David didn’t just stand around and complain about the situation.


He took his sling and ran at Goliath.

It won’t help to just stand around and complain about our problems.



We need to pray; Study;

And believe;



David Kaiser was the field goal kicker on UCLA’s football team.

UCLA was playing Michigan.



It was late in the game and the score was tied.

Coach Duffy Daugherty sent David in to kick a field goal.



He split the uprights.

And won the game.



When he ran off the field coach Daugherty said, “Nice going David.”

“But why didn’t you watch the ball go through the uprights?”



“You’re right coach.”

“I didn’t watch the ball.”



“I watched the referee.”

“You see, I forgot my contact lenses.”



“I couldn’t see the goal posts.”

At first, coach Daugherty was angry.




But he got over it.

He realized that David did what he was trained to do.



Kicking that ball had become an automatic thing for him.

This is the point.



Attacking the giants should be an automatic thing for Christians.

We shouldn’t stand around and complain.



We should attack with prayer, study and faith.

7th---Prepare for the storms.



David needed only one stone.

But he took five just in case Goliath’s brothers came out too.



A man asked a farmer for a job.

The farmer asked, “Are you a good farmhand?”



“I can sleep while the wind blows,” the man replied.

This confused the farmer.



But he hired the man anyway.

A few days later, a terrible storm struck in the middle of the night.



The farmer woke up the man.

“We have to get the animals in and tie everything down.”




The man said, “I told you I can sleep while the wind blows.”

This confused the farmer a second time.



He decided to fire the man.

But he would take care of other things first.



He went after the animals.

They were all up.



He went to tie things down.

Everything was tied down.



Then, he understood what the farmhand meant when he said, “I can sleep

while the wind blows.”

The man was prepared before the storm struck.



In closing, without God, David was an ordinary boy.

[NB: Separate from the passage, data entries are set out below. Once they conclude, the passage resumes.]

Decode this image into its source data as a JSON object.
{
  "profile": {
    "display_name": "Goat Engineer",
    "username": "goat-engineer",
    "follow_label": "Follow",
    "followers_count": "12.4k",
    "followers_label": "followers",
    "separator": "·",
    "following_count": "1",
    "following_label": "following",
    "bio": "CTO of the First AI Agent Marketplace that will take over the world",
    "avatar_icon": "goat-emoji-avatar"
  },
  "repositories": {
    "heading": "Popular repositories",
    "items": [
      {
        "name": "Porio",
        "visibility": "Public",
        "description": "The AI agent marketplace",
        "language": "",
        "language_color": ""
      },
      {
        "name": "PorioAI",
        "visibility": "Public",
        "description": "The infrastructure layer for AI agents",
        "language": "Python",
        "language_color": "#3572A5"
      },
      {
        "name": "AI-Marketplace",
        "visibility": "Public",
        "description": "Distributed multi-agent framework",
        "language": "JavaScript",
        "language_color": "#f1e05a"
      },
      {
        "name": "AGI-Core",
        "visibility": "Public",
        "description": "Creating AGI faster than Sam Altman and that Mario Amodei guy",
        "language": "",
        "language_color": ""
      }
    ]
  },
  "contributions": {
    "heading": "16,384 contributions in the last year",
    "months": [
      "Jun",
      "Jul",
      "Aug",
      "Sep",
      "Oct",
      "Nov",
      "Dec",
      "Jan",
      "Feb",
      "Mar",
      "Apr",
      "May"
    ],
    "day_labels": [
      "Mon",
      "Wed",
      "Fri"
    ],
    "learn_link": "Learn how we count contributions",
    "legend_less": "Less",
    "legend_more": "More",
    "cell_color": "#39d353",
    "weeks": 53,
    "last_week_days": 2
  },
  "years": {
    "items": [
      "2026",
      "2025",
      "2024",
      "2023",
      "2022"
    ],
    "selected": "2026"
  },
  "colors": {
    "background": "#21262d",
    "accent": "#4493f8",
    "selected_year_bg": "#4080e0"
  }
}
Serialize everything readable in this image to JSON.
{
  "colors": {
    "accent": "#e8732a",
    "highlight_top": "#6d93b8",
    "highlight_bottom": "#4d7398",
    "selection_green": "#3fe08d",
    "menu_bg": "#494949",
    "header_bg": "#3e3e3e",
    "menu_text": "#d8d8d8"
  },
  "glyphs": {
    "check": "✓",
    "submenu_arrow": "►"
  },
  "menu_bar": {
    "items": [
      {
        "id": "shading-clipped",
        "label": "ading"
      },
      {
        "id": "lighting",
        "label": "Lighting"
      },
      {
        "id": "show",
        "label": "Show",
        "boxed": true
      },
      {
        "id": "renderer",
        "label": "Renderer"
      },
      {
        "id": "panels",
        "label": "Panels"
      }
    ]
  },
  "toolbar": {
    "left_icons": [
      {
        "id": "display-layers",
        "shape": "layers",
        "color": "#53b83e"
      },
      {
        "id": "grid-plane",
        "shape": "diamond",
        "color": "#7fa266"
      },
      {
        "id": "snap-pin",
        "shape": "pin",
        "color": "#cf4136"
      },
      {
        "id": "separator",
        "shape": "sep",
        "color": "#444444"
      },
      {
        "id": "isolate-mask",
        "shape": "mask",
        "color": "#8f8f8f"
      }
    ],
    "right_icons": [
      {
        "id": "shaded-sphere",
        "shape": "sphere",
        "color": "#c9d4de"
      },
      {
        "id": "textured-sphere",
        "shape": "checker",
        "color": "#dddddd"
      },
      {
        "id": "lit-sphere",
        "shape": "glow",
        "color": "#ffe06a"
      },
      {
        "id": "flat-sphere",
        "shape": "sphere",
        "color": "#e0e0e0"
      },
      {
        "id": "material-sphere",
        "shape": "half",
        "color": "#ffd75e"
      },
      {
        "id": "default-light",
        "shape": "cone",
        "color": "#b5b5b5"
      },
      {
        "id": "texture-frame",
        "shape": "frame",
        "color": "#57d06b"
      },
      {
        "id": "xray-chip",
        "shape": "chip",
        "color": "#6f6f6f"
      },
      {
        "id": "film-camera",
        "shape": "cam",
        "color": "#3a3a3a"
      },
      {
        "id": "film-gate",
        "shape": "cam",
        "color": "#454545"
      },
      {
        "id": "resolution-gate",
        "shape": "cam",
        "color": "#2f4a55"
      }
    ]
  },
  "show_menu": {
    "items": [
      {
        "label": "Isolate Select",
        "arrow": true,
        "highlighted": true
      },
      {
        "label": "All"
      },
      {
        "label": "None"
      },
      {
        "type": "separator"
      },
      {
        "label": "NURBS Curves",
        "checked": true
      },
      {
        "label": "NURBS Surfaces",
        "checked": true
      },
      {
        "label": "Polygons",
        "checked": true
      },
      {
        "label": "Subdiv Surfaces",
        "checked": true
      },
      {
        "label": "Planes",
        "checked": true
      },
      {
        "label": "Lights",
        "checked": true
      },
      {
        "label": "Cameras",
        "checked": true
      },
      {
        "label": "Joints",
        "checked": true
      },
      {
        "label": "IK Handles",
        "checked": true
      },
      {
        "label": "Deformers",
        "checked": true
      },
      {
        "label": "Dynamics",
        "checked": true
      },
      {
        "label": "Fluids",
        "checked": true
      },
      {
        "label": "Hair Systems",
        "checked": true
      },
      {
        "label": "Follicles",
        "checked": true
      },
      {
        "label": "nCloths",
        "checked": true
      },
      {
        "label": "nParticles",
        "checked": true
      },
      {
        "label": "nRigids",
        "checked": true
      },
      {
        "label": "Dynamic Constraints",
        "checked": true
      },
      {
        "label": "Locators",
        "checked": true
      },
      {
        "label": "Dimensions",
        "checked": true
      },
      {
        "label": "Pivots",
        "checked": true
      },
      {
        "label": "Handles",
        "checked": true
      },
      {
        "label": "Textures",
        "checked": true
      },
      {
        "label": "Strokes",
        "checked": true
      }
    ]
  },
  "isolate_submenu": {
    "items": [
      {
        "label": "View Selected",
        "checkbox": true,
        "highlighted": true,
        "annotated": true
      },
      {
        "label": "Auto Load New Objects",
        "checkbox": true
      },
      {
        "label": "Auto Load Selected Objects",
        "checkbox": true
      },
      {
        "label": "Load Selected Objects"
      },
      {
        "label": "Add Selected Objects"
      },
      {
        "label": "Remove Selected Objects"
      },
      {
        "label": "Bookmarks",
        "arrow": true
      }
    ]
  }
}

With God David killed a giant.



Without God, we are ordinary people.

With God we can kill giants.


But we need to prepare before the giants show up.

Then, we can sleep while the wind blows.